TASK TO CARRY OUT: Every record that follows must be set down word for word.

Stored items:
_____
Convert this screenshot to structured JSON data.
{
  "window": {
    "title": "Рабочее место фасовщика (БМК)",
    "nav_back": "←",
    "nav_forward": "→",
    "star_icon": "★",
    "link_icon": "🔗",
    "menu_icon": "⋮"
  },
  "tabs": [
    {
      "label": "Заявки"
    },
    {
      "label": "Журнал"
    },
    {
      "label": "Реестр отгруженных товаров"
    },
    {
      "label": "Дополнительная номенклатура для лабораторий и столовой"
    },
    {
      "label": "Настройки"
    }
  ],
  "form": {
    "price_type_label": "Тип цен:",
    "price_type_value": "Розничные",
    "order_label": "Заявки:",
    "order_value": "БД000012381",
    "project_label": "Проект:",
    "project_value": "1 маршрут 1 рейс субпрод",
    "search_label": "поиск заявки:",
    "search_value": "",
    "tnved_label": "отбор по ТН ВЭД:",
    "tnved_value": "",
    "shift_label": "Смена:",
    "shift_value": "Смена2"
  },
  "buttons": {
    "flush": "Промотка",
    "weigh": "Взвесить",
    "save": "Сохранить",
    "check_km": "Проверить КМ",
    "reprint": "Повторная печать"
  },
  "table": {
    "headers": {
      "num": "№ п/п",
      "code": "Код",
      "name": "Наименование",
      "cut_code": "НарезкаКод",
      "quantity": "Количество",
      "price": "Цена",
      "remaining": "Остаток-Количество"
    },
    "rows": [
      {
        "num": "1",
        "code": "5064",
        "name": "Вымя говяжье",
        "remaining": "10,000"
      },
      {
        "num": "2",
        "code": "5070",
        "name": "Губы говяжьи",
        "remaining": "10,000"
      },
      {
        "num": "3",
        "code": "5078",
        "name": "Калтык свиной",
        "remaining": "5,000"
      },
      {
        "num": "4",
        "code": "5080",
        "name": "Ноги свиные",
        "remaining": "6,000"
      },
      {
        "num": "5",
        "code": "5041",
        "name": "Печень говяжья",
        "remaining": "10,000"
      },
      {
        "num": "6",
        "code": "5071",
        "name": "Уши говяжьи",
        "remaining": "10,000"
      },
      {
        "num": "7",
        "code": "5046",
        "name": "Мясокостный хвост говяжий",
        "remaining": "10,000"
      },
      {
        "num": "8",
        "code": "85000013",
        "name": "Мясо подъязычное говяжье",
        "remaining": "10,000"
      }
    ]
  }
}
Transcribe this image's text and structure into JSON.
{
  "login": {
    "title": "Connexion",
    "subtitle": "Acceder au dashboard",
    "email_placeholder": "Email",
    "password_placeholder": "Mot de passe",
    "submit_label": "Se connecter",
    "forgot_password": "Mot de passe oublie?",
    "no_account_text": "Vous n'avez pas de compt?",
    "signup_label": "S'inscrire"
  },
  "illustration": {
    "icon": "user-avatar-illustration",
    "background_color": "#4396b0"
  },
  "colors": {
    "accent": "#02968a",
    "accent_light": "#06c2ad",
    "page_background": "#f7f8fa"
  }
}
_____
EXERCISE OUTPUT:
Convert this screenshot to structured JSON data.
{
  "window": {
    "title": "Рабочее место фасовщика (БМК)",
    "nav_back": "←",
    "nav_forward": "→",
    "star_icon": "★",
    "link_icon": "🔗",
    "menu_icon": "⋮"
  },
  "tabs": [
    {
      "label": "Заявки"
    },
    {
      "label": "Журнал"
    },
    {
      "label": "Реестр отгруженных товаров"
    },
    {
      "label": "Дополнительная номенклатура для лабораторий и столовой"
    },
    {
      "label": "Настройки"
    }
  ],
  "form": {
    "price_type_label": "Тип цен:",
    "price_type_value": "Розничные",
    "order_label": "Заявки:",
    "order_value": "БД000012381",
    "project_label": "Проект:",
    "project_value": "1 маршрут 1 рейс субпрод",
    "search_label": "поиск заявки:",
    "search_value": "",
    "tnved_label": "отбор по ТН ВЭД:",
    "tnved_value": "",
    "shift_label": "Смена:",
    "shift_value": "Смена2"
  },
  "buttons": {
    "flush": "Промотка",
    "weigh": "Взвесить",
    "save": "Сохранить",
    "check_km": "Проверить КМ",
    "reprint": "Повторная печать"
  },
  "table": {
    "headers": {
      "num": "№ п/п",
      "code": "Код",
      "name": "Наименование",
      "cut_code": "НарезкаКод",
      "quantity": "Количество",
      "price": "Цена",
      "remaining": "Остаток-Количество"
    },
    "rows": [
      {
        "num": "1",
        "code": "5064",
        "name": "Вымя говяжье",
        "remaining": "10,000"
      },
      {
        "num": "2",
        "code": "5070",
        "name": "Губы говяжьи",
        "remaining": "10,000"
      },
      {
        "num": "3",
        "code": "5078",
        "name": "Калтык свиной",
        "remaining": "5,000"
      },
      {
        "num": "4",
        "code": "5080",
        "name": "Ноги свиные",
        "remaining": "6,000"
      },
      {
        "num": "5",
        "code": "5041",
        "name": "Печень говяжья",
        "remaining": "10,000"
      },
      {
        "num": "6",
        "code": "5071",
        "name": "Уши говяжьи",
        "remaining": "10,000"
      },
      {
        "num": "7",
        "code": "5046",
        "name": "Мясокостный хвост говяжий",
        "remaining": "10,000"
      },
      {
        "num": "8",
        "code": "85000013",
        "name": "Мясо подъязычное говяжье",
        "remaining": "10,000"
      }
    ]
  }
}
Transcribe this image's text and structure into JSON.
{
  "login": {
    "title": "Connexion",
    "subtitle": "Acceder au dashboard",
    "email_placeholder": "Email",
    "password_placeholder": "Mot de passe",
    "submit_label": "Se connecter",
    "forgot_password": "Mot de passe oublie?",
    "no_account_text": "Vous n'avez pas de compt?",
    "signup_label": "S'inscrire"
  },
  "illustration": {
    "icon": "user-avatar-illustration",
    "background_color": "#4396b0"
  },
  "colors": {
    "accent": "#02968a",
    "accent_light": "#06c2ad",
    "page_background": "#f7f8fa"
  }
}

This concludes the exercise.